It's the third win of the season – all on road-courses – for the Roxton Pond, Que., driver who is running a partial schedule in the series. The two-time NASCAR Canadian Tire Series champion has 12 career wins in the series with nine coming on road courses.
Don Thomson Jr. of Hamilton finished second, followed by Robin Buck of Toronto, Scott Steckly of Milverton and Jason Hathaway of Appin.
Kerry Micks of Mt. Albert, Trevor Seibert of Williams Lake, B.C., J.F. Dumoulin of Trois-Rivieres, Ron Beauchamp Jr. of Windsor and rookie John Farano of Toronto rounded out the top 10.
Points leader J.R. Fitzpatrick and his closest challenger, D.J. Kennington, both suffered mechanical issues early. Fitzpatrick, who started on the front row alongside Ranger, picked up enough spots through attrition to finish 18th. Kennington completed just 14 laps of 24 laps and finished 28th. Fitzpatrick, who carried a 16-point lead into the race, extended that to 51 points with just three races left on the schedule.
OTHER RACING: James Hinchcliffe of Oakville won the Indy Lights race at Chicago. Philip Major of Ottawa was third. . . . Robert Wickens of Guelph and Toronto won the GP3 race on Saturday at the Grand Prix of Belgium . . . Kyle Busch won that NASCAR truck race on Friday night at Chicagoland, with Todd Bodine second and Ron Hornaday third . . . The AIM Autosport of Woodbridge Pacific Mobile/Biosign No. 61 Ford Riley Daytona Prototype only lasted a little over a lap in Montreal Saturday during the Grand Am Rolex Sports Car Series race when Burt Frisselle spun it into the wall. . .
A child was killed racing motorcycles at the Indianapolis Motor Speedway on Sunday.
Peter Lenz of Vancouver, Wash., who was 13, fell off his bike during a warmup lap and was run over by another motorcycle, ridden by a 12-year-old.
His father published the following on the boy’s Facebook Page:
"He passed doing what he loved and had his go-fast face on as he pulled onto the track. The world lost one of its brightest lights today. God Bless Peter and the other rider involved. 45 (the number on Peter's bike) is on another road we can only hope to reach. Miss you kiddo."

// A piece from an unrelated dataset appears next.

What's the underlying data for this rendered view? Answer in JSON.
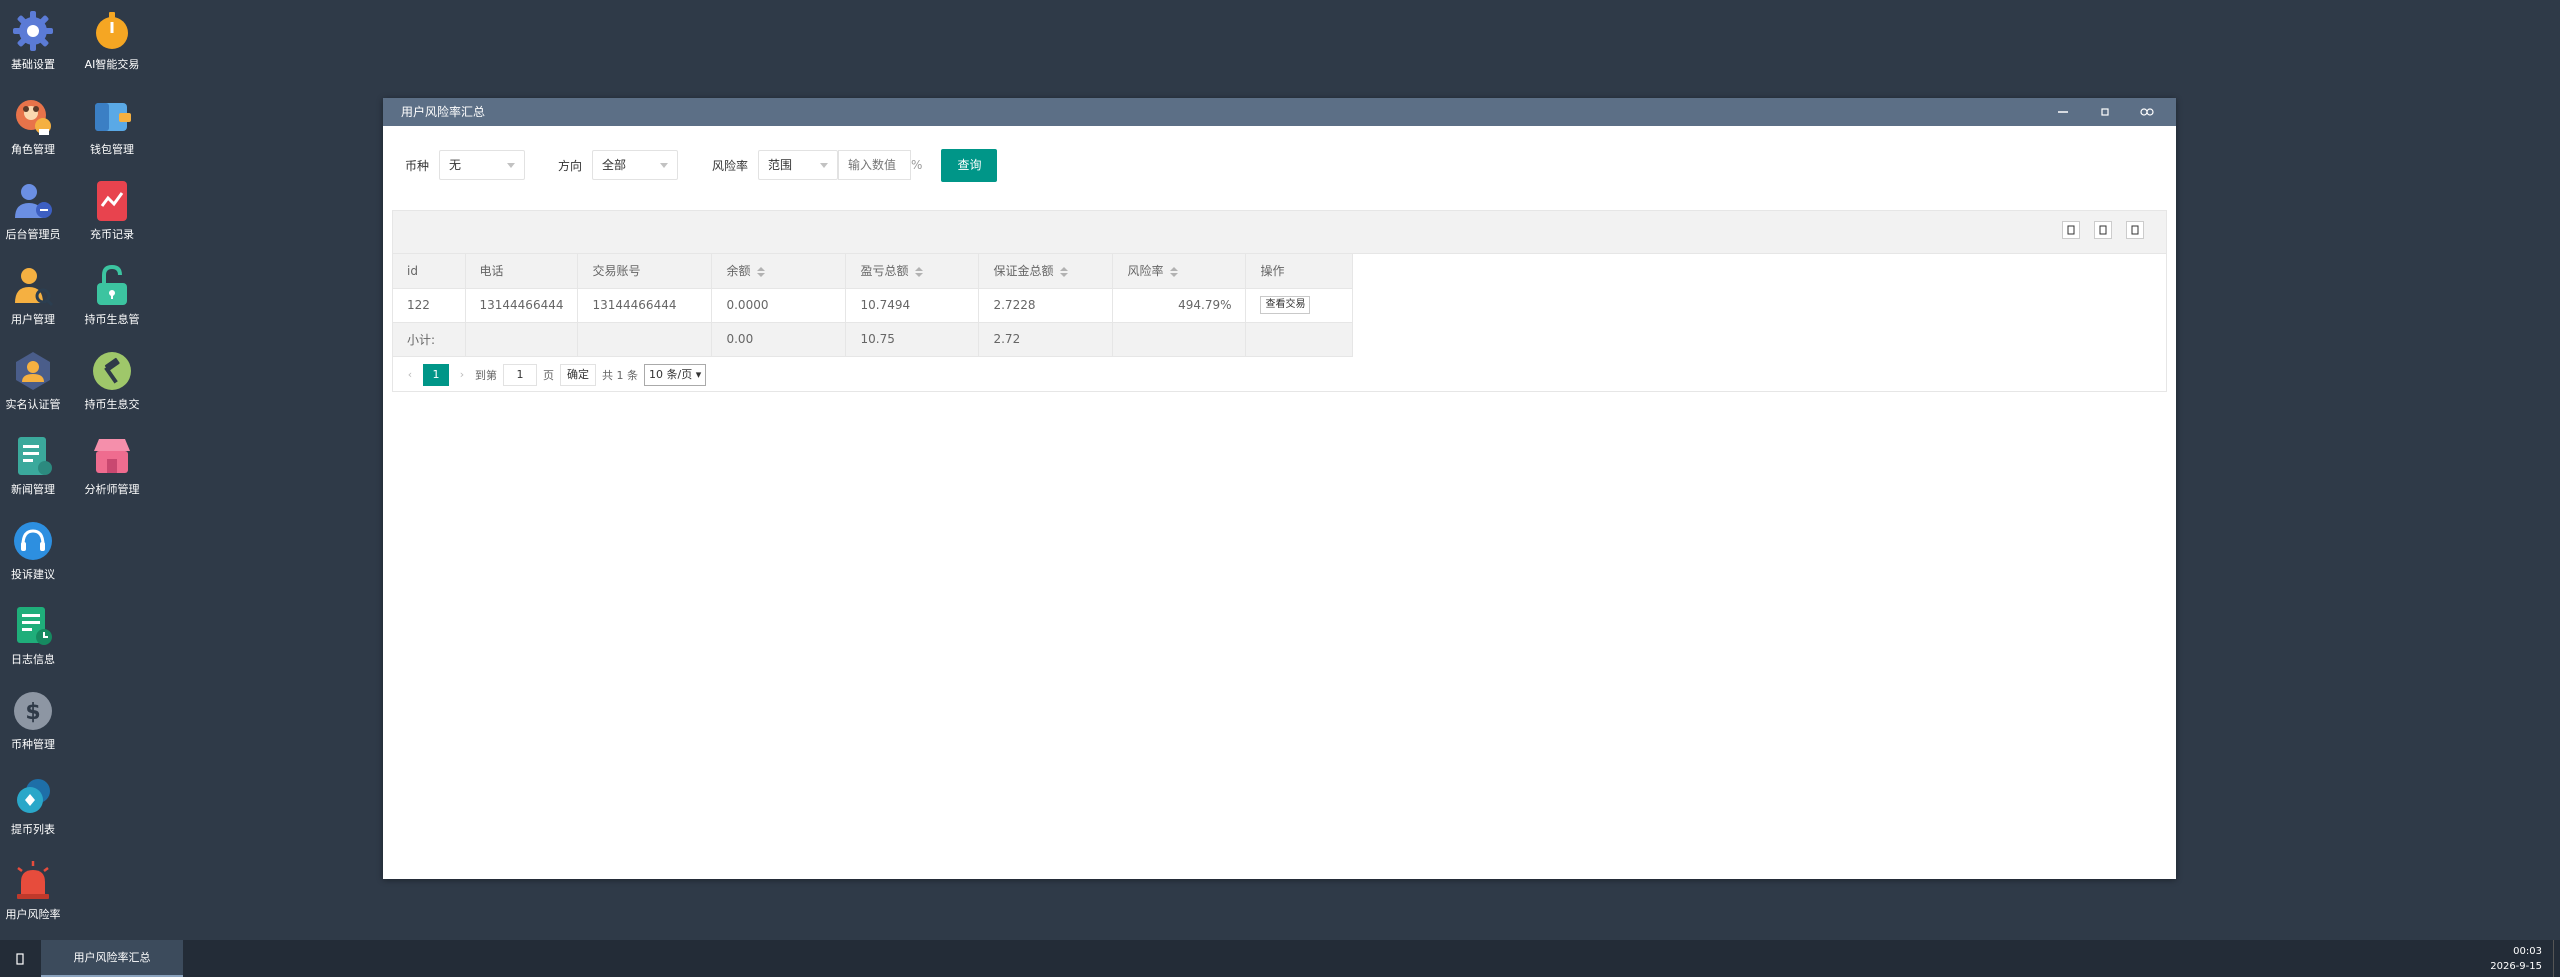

I’ll tell you what Peter loved as much, or more, than anything else: Making his father happy.
It’s such a shame that Peter now knows all about death without being old enough to know very much about life.